“I think maybe we exceeded expectations but I believe that’s a credit to us and the coaching team in that we were ready to step up. We built on our performances in the Six Nations and we upped our levels. Beating the All Blacks for the first time ever – those are moments and memories that will last a lifetime.
“I suppose it’s easy to say now that I’ve moved on, and I have to a degree, but I have only moved on because of the things I learned over in Manchester. Scrummaging against different props and playing against different styles of play.
“Those days in the U-20s jersey helped prepare me for the games I am now playing at senior level.”
Does anything prepare you for that tap on the shoulder from Leo?
“No! And to be fair I am still in shock as I didn’t think that the chances would come this early in the season, but was delighted when I did get the call,” he laughs.
“I’ve had the thrill of running on at the RDS and then a first start a few weekends ago, experiencing two winning changing rooms after a game. It’s been very special.”
It’s been very special too for his family and close friends. Anyone that follows his exploits on Instagram will know that he has a loyal band of Porter followers.
“I rang my dad straight away after the chat with Leo for my first cap. He was delighted,” he recalls.
“I was just so happy to do it for him – do it for my family, represent them.
“They sacrificed so much to get me to this point and even my sister Erica was over in Manchester for practically all of the U-20s World Cup. I think she’s my number one fan. But they have bought into this as much as I have and their support means so much to me.”
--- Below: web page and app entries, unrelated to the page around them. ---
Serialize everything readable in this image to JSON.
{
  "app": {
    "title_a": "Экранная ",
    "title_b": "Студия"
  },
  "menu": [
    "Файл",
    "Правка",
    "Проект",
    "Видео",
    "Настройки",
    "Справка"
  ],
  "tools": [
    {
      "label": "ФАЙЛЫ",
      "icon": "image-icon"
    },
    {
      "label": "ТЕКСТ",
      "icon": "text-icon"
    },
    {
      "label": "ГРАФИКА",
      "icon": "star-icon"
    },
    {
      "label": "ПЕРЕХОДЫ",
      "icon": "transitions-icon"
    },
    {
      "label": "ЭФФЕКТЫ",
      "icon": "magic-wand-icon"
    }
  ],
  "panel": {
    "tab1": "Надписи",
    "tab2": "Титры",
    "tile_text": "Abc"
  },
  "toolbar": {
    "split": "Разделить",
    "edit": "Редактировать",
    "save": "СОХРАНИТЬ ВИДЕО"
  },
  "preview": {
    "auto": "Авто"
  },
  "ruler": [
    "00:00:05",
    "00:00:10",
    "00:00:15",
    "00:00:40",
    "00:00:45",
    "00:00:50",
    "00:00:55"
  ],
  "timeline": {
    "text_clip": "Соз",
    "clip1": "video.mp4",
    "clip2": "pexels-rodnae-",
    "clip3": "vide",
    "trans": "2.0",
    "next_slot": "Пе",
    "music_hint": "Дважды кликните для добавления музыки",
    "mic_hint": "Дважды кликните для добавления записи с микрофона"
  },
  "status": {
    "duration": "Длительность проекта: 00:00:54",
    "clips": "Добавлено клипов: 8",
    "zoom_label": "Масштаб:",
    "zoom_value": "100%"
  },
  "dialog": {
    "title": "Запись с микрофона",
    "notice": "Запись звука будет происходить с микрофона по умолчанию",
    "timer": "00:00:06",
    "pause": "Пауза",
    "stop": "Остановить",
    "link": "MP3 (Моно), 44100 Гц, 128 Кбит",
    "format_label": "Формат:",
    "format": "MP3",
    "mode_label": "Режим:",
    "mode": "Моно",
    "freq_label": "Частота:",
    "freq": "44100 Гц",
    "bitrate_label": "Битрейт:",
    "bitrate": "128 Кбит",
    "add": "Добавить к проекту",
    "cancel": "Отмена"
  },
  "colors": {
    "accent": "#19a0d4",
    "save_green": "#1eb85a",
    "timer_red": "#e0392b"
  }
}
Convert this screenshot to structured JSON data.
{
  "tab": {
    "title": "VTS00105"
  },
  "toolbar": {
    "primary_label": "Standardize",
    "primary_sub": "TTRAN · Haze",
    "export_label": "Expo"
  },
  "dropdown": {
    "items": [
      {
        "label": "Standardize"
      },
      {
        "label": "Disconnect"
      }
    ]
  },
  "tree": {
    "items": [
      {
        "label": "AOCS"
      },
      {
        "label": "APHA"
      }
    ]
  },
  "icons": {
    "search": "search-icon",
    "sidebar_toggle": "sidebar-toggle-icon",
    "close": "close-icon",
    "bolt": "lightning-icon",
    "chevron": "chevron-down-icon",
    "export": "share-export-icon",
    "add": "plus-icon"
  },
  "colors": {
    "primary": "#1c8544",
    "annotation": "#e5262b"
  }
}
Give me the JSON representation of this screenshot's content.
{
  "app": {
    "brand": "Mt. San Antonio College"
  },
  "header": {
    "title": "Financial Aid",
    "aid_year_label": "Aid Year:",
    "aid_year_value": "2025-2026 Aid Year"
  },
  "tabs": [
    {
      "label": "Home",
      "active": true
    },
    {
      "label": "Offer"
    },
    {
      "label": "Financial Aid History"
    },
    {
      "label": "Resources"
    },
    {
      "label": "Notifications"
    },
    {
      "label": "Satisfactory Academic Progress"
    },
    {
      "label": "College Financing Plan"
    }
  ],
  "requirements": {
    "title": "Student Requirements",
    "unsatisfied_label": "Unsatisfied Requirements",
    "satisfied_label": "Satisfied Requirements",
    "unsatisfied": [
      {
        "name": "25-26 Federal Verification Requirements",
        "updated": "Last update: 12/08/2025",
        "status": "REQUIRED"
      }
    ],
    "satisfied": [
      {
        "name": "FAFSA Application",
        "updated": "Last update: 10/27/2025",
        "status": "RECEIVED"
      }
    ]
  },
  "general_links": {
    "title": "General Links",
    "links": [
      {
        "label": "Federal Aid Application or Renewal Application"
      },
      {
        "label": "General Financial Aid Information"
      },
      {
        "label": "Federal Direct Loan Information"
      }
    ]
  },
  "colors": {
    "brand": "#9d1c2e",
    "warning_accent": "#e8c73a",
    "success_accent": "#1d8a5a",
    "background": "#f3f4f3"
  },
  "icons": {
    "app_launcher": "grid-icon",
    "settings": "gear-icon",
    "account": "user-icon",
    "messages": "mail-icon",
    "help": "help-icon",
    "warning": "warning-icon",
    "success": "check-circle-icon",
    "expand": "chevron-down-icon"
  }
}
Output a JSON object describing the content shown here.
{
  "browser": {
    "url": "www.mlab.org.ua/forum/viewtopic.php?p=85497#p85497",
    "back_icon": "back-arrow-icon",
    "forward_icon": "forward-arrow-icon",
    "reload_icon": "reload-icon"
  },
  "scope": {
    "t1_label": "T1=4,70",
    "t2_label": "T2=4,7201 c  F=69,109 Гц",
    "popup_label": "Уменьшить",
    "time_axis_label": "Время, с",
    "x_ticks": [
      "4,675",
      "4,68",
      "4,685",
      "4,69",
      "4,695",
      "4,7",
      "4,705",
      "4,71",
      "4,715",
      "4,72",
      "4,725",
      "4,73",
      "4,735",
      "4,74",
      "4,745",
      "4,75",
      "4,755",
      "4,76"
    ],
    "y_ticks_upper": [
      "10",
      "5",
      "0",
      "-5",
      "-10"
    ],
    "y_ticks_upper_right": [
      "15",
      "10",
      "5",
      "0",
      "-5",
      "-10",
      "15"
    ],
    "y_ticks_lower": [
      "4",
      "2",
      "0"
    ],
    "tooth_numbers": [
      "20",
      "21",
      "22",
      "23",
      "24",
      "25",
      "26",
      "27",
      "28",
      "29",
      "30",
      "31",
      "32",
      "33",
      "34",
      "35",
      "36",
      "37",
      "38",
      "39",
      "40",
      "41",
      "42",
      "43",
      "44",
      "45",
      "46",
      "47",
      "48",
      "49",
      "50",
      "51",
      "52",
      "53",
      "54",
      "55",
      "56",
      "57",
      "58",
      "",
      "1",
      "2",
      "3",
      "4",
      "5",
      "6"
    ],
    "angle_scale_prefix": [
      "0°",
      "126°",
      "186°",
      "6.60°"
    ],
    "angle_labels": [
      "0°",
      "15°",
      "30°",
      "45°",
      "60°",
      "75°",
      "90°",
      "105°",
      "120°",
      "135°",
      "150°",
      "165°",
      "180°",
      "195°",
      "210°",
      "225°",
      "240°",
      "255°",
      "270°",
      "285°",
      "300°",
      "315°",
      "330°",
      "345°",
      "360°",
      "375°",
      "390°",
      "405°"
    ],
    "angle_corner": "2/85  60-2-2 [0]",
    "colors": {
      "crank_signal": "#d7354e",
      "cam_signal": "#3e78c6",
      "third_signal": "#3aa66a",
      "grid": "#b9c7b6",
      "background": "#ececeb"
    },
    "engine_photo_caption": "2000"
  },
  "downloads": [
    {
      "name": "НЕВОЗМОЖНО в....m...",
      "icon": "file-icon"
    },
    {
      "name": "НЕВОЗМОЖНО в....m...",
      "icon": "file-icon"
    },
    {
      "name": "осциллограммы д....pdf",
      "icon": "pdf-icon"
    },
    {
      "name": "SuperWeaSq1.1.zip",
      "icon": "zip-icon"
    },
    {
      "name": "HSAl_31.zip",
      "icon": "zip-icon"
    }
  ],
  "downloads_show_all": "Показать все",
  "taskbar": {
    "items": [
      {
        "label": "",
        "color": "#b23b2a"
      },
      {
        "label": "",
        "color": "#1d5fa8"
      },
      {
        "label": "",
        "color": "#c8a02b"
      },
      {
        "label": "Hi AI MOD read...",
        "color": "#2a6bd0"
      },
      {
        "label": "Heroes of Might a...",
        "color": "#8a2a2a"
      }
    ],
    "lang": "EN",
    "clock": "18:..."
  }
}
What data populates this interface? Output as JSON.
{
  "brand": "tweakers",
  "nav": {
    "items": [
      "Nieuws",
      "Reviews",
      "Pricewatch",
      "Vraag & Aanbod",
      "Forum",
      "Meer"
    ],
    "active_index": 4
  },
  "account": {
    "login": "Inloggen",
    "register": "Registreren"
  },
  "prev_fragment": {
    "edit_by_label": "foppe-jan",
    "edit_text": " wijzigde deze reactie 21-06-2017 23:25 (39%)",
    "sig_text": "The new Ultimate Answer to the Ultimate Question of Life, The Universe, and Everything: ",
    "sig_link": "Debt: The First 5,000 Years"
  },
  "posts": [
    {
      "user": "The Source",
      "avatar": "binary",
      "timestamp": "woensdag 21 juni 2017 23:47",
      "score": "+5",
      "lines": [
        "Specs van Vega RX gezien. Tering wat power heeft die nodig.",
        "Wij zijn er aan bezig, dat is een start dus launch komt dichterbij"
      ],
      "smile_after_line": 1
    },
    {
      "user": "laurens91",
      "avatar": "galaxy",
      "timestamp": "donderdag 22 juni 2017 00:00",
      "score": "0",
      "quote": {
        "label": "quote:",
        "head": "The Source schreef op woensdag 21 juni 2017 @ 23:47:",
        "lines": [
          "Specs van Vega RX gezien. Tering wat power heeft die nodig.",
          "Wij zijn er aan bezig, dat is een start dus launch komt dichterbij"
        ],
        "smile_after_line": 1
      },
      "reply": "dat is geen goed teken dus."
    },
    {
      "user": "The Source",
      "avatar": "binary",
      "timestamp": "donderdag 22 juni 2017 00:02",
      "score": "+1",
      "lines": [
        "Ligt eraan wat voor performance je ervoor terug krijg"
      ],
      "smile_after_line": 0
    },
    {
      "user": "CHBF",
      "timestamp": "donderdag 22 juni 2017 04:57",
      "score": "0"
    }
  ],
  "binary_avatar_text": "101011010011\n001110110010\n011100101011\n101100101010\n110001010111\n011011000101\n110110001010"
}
As he discusses his stand-out debut moments the word ‘surreal’ pops up a few times, and you can appreciate why. This team isn’t just a jersey on his back.
“I was that kid in the stands looking at my heroes in the RDS,” he says. “Players like Brian O’Driscoll and Shane Byrne, and now here you are taking the tracksuit off, ready to go on and represent Leinster.
“I was even a match-day mascot for a Leinster game in Donnybrook (ball under his arm in the image above) against Glasgow and ran out onto the pitch with Leo as captain – and there I am having a chat with him and he’s telling me that I’ll be in the match-day 23 or starting against Zebre or whatever.
“You talk about kids in the RDS – wanting to inspire them and show them that it’s all there for them if they go about it the right way – and I’d like to think that a lot of us that go through the Academy into the senior team are proof of that.”
The Leinster way. Andrew Porter’s way.
Long may it continue.